Khanna, however, makes his intervention in the last section of his amendment, which addresses a crucial topic that has garnered news coverage over the past several years as a result of India’s purchase of the S-400 missile system from Russia. It suggests that, despite the immediate necessity for India to keep its “heavily Russia-built military systems,” a waiver to CAATSA sanctions is best for the US and US-India defence cooperation in order “to deter aggressors” in light of Russia and China’s close cooperation. While the executive has the power to waive sanctions under CAATSA, support within the Congress for an exemption for India under a law will convey a political message.
The Barr amendment: Energy partnership
Representative Andy Barr’s amendment requests that the Secretary of State provide a report on the US-India energy partnership to the relevant committees of the Senate and the House within 90 days of the act’s adoption, after consulting with the US Trade Representative and the Secretary of Energy.

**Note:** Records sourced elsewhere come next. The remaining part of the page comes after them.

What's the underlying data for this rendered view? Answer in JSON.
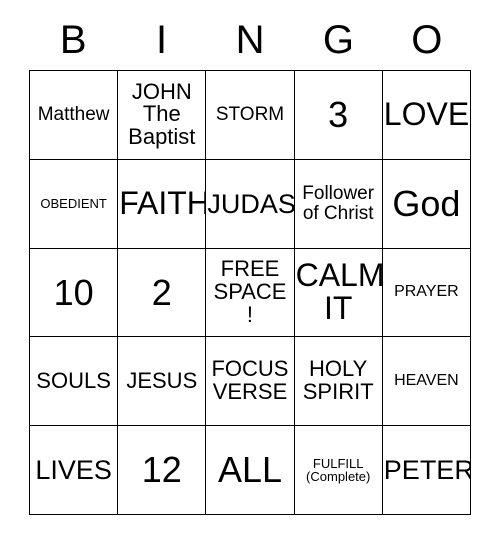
{
  "header": {
    "letters": [
      "B",
      "I",
      "N",
      "G",
      "O"
    ]
  },
  "grid": {
    "rows": 5,
    "columns": 5,
    "border_color": "#000000",
    "background_color": "#ffffff",
    "text_color": "#000000",
    "cells": [
      {
        "text": "Matthew",
        "size": "md"
      },
      {
        "text": "JOHN\nThe\nBaptist",
        "size": "lg"
      },
      {
        "text": "STORM",
        "size": "md"
      },
      {
        "text": "3",
        "size": "huge"
      },
      {
        "text": "LOVE",
        "size": "xxl"
      },
      {
        "text": "OBEDIENT",
        "size": "xs"
      },
      {
        "text": "FAITH",
        "size": "xxl"
      },
      {
        "text": "JUDAS",
        "size": "xl"
      },
      {
        "text": "Follower\nof Christ",
        "size": "md"
      },
      {
        "text": "God",
        "size": "huge"
      },
      {
        "text": "10",
        "size": "huge"
      },
      {
        "text": "2",
        "size": "huge"
      },
      {
        "text": "FREE\nSPACE\n!",
        "size": "lg"
      },
      {
        "text": "CALM\nIT",
        "size": "xxl"
      },
      {
        "text": "PRAYER",
        "size": "sm"
      },
      {
        "text": "SOULS",
        "size": "lg"
      },
      {
        "text": "JESUS",
        "size": "lg"
      },
      {
        "text": "FOCUS\nVERSE",
        "size": "lg"
      },
      {
        "text": "HOLY\nSPIRIT",
        "size": "lg"
      },
      {
        "text": "HEAVEN",
        "size": "sm"
      },
      {
        "text": "LIVES",
        "size": "xl"
      },
      {
        "text": "12",
        "size": "huge"
      },
      {
        "text": "ALL",
        "size": "huge"
      },
      {
        "text": "FULFILL\n(Complete)",
        "size": "xs"
      },
      {
        "text": "PETER",
        "size": "xl"
      }
    ]
  }
}
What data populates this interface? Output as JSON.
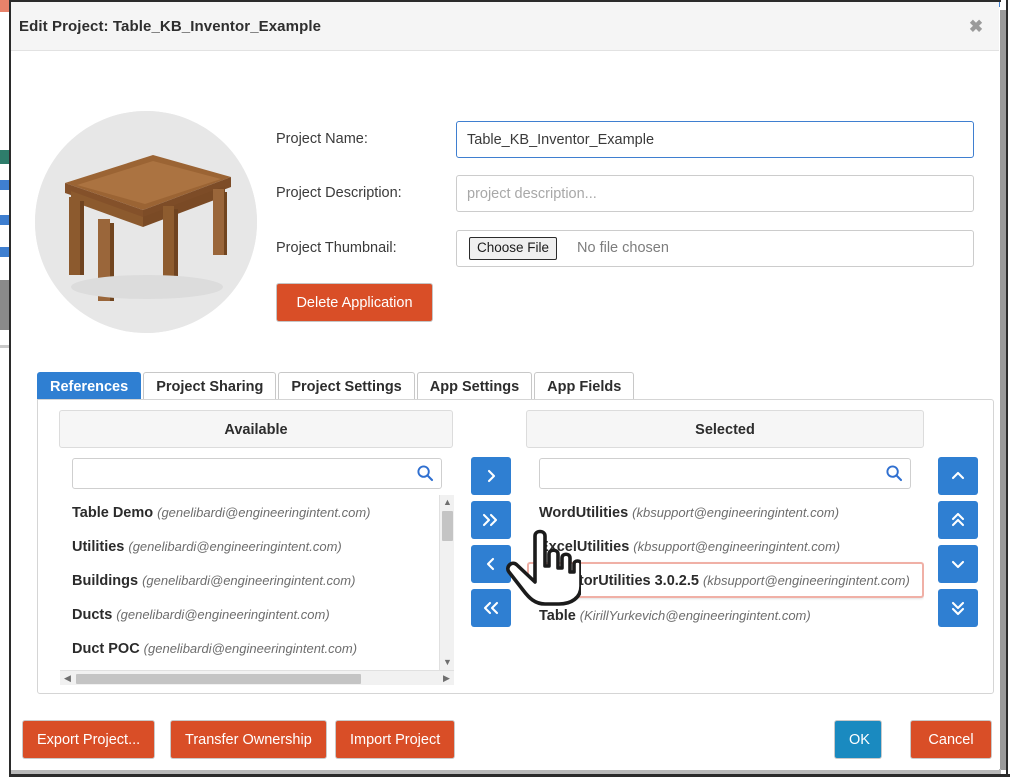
{
  "window": {
    "title": "Edit Project: Table_KB_Inventor_Example",
    "close_label": "✖"
  },
  "form": {
    "name_label": "Project Name:",
    "name_value": "Table_KB_Inventor_Example",
    "description_label": "Project Description:",
    "description_value": "",
    "description_placeholder": "project description...",
    "thumbnail_label": "Project Thumbnail:",
    "choose_file_label": "Choose File",
    "file_status": "No file chosen",
    "delete_label": "Delete Application"
  },
  "tabs": [
    {
      "label": "References",
      "active": true
    },
    {
      "label": "Project Sharing",
      "active": false
    },
    {
      "label": "Project Settings",
      "active": false
    },
    {
      "label": "App Settings",
      "active": false
    },
    {
      "label": "App Fields",
      "active": false
    }
  ],
  "references": {
    "available": {
      "header": "Available",
      "search_value": "",
      "search_placeholder": "",
      "search_icon": "search-icon",
      "items": [
        {
          "name": "Table Demo",
          "owner": "(genelibardi@engineeringintent.com)"
        },
        {
          "name": "Utilities",
          "owner": "(genelibardi@engineeringintent.com)"
        },
        {
          "name": "Buildings",
          "owner": "(genelibardi@engineeringintent.com)"
        },
        {
          "name": "Ducts",
          "owner": "(genelibardi@engineeringintent.com)"
        },
        {
          "name": "Duct POC",
          "owner": "(genelibardi@engineeringintent.com)"
        }
      ]
    },
    "selected": {
      "header": "Selected",
      "search_value": "",
      "search_placeholder": "",
      "search_icon": "search-icon",
      "items": [
        {
          "name": "WordUtilities",
          "owner": "(kbsupport@engineeringintent.com)",
          "highlighted": false
        },
        {
          "name": "ExcelUtilities",
          "owner": "(kbsupport@engineeringintent.com)",
          "highlighted": false
        },
        {
          "name": "InventorUtilities 3.0.2.5",
          "owner": "(kbsupport@engineeringintent.com)",
          "highlighted": true
        },
        {
          "name": "Table",
          "owner": "(KirillYurkevich@engineeringintent.com)",
          "highlighted": false
        }
      ]
    },
    "transfer_buttons": [
      {
        "icon": "chevron-right-icon",
        "name": "move-right-button"
      },
      {
        "icon": "chevron-double-right-icon",
        "name": "move-all-right-button"
      },
      {
        "icon": "chevron-left-icon",
        "name": "move-left-button"
      },
      {
        "icon": "chevron-double-left-icon",
        "name": "move-all-left-button"
      }
    ],
    "reorder_buttons": [
      {
        "icon": "chevron-up-icon",
        "name": "move-up-button"
      },
      {
        "icon": "chevron-double-up-icon",
        "name": "move-top-button"
      },
      {
        "icon": "chevron-down-icon",
        "name": "move-down-button"
      },
      {
        "icon": "chevron-double-down-icon",
        "name": "move-bottom-button"
      }
    ]
  },
  "footer": {
    "export_label": "Export Project...",
    "transfer_label": "Transfer Ownership",
    "import_label": "Import Project",
    "ok_label": "OK",
    "cancel_label": "Cancel"
  },
  "colors": {
    "accent_blue": "#2f7fd2",
    "danger_red": "#d94e27",
    "ok_blue": "#1a8ac0",
    "highlight_border": "#f0b0a6",
    "header_bg": "#f5f5f5"
  }
}
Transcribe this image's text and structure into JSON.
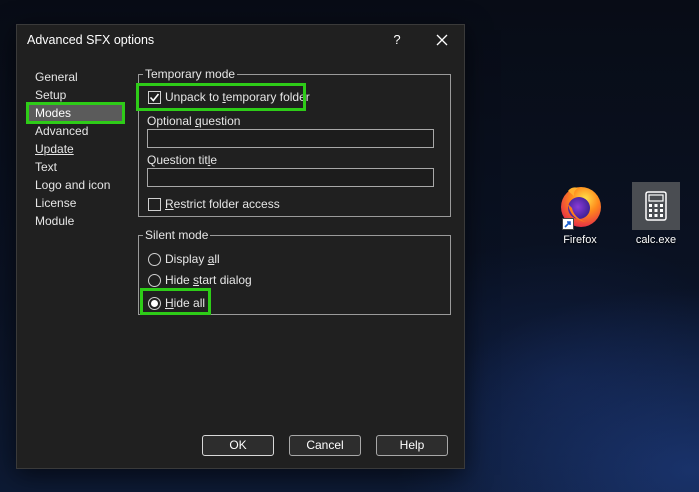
{
  "dialog": {
    "title": "Advanced SFX options",
    "help_glyph": "?",
    "close_glyph": "✕"
  },
  "nav": {
    "items": [
      {
        "label": "General",
        "selected": false
      },
      {
        "label": "Setup",
        "selected": false
      },
      {
        "label": "Modes",
        "selected": true
      },
      {
        "label": "Advanced",
        "selected": false
      },
      {
        "label": "Update",
        "selected": false,
        "underlined": true
      },
      {
        "label": "Text",
        "selected": false
      },
      {
        "label": "Logo and icon",
        "selected": false
      },
      {
        "label": "License",
        "selected": false
      },
      {
        "label": "Module",
        "selected": false
      }
    ]
  },
  "temporary_mode": {
    "legend": "Temporary mode",
    "unpack_label_pre": "Unpack to ",
    "unpack_label_key": "t",
    "unpack_label_post": "emporary folder",
    "unpack_checked": true,
    "optional_question_label_pre": "Optional ",
    "optional_question_label_key": "q",
    "optional_question_label_post": "uestion",
    "optional_question_value": "",
    "question_title_label_pre": "Question tit",
    "question_title_label_key": "l",
    "question_title_label_post": "e",
    "question_title_value": "",
    "restrict_label_key": "R",
    "restrict_label_post": "estrict folder access",
    "restrict_checked": false
  },
  "silent_mode": {
    "legend": "Silent mode",
    "options": [
      {
        "pre": "Display ",
        "key": "a",
        "post": "ll",
        "selected": false
      },
      {
        "pre": "Hide ",
        "key": "s",
        "post": "tart dialog",
        "selected": false
      },
      {
        "pre": "",
        "key": "H",
        "post": "ide all",
        "selected": true
      }
    ]
  },
  "buttons": {
    "ok": "OK",
    "cancel": "Cancel",
    "help": "Help"
  },
  "desktop": {
    "icons": [
      {
        "label": "Firefox",
        "icon": "firefox-icon",
        "shortcut": true
      },
      {
        "label": "calc.exe",
        "icon": "calculator-icon",
        "shortcut": false
      }
    ]
  },
  "colors": {
    "highlight": "#2ecc18",
    "dialog_bg": "#202020",
    "selected_nav_bg": "#5b5b5b"
  }
}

According to the amendment, this report should include a description of the following elements: opportunities for the US to reduce India’s reliance on Russian energy sources with US energy sources; opportunities for technology sharing “to foster cleaner processing of fossil fuels, including clean coal technology;” the potential advantages of an enhanced energy partnership with India for the US national security and economy; and potential non-governmental partners, including universities.
Barr’s interest in energy is believed to stem from a variety of factors, including the fact that the University of Kentucky, which is situated in his native state, is home to the Centre for Applied Energy Research, which conducts research on fossil fuels. The University of Kentucky’s carbon storage study is likewise supported and funded by a state law.
The Jackson amendment
Ronny Jackson requested a report from the DoD on three issues in his amendment.
These include the US industrial base’s capacity to support projects, activities, and programmes that Indian counterparts are likely to adopt; the platforms currently used by India that may obstruct US-Indian interoperability; and the ways in which US support can be a viable alternative to any support provided by Russia or China.
Jackson’s change is viewed as the government’s acknowledging its Make in India efforts. It also reflects the continued worry about India’s ties to Russia within the US system, along with a desire to do more to mitigate those ties.